NEW YORK -- Yoenis Cespedes launched a grand slam during a nine-run outburst in the eighth inning that rallied the New York Mets past the Washington Nationals 11-5 on Wednesday night, preventing a three-game sweep.

Todd Frazier tied it at 4 with a two-run single and pinch-hitter Juan Lagares put New York ahead for the first time with a two-run double off ineffective setup man Ryan Madson (0-2).

Shut down by Tanner Roark for seven innings, the first-place Mets broke loose in the eighth and improved to 13-4 with a stirring victory against their NL East rivals.

Ryan Zimmerman homered twice, tripled and drove in four runs for the Nationals, who pulled off their own big comeback in the eighth inning of the series opener.

Two nights later, New York returned the favor.

Roark limited the Mets to two hits and left leading 4-2. Michael Conforto, Cespedes and Asdrubal Cabrera singled off Madson to load the bases with nobody out in the eighth. Jay Bruce fouled out before Frazier smacked a two-run single up the middle and advanced to second on the throw home.

After an intentional walk to Adrian Gonzalez loaded the bases again, pinch-hitter Wilmer Flores struck out. Lagares then lined a two-run double the other way, just inside the right-field line at the outer edge of the infield grass, to put the Mets up 6-4.

Sammy Solis walked Amed Rosario and Conforto to force in a run. Cespedes connected for his sixth career slam -- the third by the Mets already this season -- off A.J. Cole, sending fans into a frenzy.

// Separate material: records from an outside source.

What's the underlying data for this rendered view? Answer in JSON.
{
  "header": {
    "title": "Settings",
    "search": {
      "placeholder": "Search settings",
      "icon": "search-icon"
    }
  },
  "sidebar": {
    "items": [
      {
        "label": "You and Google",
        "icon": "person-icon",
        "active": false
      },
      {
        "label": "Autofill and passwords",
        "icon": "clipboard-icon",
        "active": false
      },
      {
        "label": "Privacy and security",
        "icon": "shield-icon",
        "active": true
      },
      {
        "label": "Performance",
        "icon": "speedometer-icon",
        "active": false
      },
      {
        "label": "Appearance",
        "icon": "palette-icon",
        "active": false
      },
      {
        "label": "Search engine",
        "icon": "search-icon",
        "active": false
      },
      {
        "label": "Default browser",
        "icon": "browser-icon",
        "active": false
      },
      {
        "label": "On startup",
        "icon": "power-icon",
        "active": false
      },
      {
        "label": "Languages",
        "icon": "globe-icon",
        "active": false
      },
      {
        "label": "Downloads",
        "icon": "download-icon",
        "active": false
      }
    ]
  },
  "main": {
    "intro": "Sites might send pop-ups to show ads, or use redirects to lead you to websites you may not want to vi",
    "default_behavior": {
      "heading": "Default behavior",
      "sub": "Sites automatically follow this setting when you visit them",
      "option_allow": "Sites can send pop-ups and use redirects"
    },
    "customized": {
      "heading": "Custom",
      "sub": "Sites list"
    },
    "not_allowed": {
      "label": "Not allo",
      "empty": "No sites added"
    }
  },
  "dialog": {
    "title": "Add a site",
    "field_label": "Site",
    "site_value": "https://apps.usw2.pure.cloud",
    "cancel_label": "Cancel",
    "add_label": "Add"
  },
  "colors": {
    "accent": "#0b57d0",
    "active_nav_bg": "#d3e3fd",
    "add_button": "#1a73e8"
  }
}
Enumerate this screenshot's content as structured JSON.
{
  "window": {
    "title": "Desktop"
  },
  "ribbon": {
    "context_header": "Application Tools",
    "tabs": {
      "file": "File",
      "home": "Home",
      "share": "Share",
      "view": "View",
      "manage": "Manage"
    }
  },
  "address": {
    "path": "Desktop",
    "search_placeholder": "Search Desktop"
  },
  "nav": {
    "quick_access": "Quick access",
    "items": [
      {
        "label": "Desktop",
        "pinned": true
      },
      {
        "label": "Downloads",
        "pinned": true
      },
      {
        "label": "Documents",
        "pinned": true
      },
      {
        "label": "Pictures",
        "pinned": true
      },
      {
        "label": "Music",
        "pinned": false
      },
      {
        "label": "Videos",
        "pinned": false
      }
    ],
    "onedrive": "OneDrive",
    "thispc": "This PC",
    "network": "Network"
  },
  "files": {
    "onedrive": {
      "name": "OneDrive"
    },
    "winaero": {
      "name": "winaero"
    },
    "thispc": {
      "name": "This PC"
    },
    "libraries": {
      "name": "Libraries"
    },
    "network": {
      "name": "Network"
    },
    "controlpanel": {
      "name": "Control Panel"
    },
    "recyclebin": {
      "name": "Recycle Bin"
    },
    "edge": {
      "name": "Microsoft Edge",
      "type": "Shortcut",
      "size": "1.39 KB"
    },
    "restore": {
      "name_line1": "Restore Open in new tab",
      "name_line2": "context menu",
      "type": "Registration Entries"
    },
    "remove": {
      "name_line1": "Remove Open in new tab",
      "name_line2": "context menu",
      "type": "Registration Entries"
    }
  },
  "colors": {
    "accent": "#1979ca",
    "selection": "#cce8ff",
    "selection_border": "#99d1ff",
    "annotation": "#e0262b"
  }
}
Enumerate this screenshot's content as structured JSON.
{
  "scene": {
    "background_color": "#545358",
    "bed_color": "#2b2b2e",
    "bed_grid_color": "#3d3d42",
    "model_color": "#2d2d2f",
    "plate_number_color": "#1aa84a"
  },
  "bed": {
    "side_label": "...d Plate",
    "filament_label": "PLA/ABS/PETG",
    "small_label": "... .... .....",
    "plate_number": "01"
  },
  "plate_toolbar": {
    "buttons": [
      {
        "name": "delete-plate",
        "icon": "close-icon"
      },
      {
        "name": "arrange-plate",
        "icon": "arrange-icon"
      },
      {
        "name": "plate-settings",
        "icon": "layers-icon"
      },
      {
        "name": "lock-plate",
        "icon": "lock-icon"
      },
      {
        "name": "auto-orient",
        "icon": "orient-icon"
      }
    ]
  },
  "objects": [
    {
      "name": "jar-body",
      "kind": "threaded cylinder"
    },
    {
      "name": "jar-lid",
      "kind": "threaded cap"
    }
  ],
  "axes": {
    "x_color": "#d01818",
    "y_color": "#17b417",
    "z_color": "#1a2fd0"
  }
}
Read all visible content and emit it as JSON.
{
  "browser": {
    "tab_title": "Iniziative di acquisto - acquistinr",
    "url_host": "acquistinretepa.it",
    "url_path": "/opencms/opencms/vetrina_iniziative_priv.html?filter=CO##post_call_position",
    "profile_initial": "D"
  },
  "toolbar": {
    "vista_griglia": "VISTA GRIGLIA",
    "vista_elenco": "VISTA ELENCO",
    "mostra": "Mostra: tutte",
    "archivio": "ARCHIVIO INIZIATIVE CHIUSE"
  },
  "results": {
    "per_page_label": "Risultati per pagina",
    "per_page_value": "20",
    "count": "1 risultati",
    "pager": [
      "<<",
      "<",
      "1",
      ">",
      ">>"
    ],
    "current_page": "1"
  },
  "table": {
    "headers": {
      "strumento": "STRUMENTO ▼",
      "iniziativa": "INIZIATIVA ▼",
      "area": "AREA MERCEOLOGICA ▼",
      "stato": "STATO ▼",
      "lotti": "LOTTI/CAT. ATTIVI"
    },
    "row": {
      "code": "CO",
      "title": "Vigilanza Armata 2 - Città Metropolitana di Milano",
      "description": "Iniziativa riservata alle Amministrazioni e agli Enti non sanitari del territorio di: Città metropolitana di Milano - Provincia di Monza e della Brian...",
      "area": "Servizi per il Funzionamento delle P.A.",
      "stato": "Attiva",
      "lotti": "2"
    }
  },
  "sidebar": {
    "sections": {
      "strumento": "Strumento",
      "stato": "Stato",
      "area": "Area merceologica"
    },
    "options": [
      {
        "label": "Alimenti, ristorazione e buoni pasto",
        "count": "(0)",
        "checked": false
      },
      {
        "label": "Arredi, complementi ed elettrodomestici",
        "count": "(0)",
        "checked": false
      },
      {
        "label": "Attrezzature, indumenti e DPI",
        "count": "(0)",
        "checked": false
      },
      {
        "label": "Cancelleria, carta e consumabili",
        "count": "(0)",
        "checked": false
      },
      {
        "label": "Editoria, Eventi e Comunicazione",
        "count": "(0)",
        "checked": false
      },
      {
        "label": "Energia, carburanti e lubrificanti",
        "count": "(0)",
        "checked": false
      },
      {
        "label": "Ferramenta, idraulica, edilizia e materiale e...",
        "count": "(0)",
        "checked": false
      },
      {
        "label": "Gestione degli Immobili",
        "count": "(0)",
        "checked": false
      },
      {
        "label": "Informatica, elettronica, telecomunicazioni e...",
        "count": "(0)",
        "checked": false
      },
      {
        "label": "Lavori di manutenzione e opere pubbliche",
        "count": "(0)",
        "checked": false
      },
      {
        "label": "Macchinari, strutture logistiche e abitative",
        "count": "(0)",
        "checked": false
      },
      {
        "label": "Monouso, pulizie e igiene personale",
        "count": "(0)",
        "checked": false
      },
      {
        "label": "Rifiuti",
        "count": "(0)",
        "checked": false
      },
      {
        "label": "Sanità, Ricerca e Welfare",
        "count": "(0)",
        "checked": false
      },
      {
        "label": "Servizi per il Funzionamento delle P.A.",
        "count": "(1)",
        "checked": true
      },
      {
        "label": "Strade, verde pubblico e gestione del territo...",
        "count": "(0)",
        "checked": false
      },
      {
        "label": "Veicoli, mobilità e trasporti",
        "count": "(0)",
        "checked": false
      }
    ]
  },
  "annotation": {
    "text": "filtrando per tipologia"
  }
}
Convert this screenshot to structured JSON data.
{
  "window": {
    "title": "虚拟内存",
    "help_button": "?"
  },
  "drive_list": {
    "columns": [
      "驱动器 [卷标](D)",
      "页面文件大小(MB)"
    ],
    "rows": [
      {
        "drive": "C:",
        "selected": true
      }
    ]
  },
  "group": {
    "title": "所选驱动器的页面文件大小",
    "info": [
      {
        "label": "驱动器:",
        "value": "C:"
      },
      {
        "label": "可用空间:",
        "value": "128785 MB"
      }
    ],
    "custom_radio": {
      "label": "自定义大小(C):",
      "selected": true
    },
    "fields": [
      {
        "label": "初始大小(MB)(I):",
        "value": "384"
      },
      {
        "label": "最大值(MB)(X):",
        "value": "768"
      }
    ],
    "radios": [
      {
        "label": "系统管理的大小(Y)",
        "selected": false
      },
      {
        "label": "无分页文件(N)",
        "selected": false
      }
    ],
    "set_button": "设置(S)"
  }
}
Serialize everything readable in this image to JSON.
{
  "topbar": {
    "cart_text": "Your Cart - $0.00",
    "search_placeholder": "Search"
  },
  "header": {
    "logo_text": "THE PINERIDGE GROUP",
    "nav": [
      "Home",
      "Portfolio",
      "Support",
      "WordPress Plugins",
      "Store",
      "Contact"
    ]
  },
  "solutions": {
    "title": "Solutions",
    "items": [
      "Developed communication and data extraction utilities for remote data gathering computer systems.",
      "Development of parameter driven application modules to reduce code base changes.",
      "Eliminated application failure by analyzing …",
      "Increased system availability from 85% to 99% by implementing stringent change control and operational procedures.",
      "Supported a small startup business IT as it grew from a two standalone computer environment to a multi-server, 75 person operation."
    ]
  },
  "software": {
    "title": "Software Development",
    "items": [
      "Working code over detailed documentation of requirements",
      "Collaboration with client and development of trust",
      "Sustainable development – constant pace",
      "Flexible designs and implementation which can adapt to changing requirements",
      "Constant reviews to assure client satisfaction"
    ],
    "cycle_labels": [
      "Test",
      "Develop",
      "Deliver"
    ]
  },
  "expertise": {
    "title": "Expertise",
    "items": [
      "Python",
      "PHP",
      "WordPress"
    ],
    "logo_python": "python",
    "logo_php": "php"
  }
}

Both of Cespedes' hits in the inning came on 0-2 pitches.

AJ Ramos (1-1) worked a perfect inning for his first win with the Mets since being acquired from Miami last July.

Howie Kendrick reached on an infield single for Washington in the first and Bryce Harper drew his 24th walk, most in the majors. Zimmerman, batting .121 at that point and struggling to make opponents pay for bypassing Harper, came through with a drive to left-center off Steven Matz for his second home run of the season.

Matz steadied himself after a 33-pitch first inning and retired his final 10 batters. He was pulled for a pinch hitter in the fourth after throwing 74 pitches.

Cabrera doubled to open the fourth and scored on Gonzalez's single. Zimmerman had a chance to start an inning-ending double play, but his throwing error from first base allowed another run to score on Jose Lobaton's RBI grounder as the Mets cut it to 3-2.

After Mets pitchers retired 16 in a row, Zimmerman's leadoff triple in the seventh got past a diving Bruce in right field, and Moises Sierra followed with a sacrifice fly to make it 4-2.

Zimmerman also hit a solo homer in the ninth.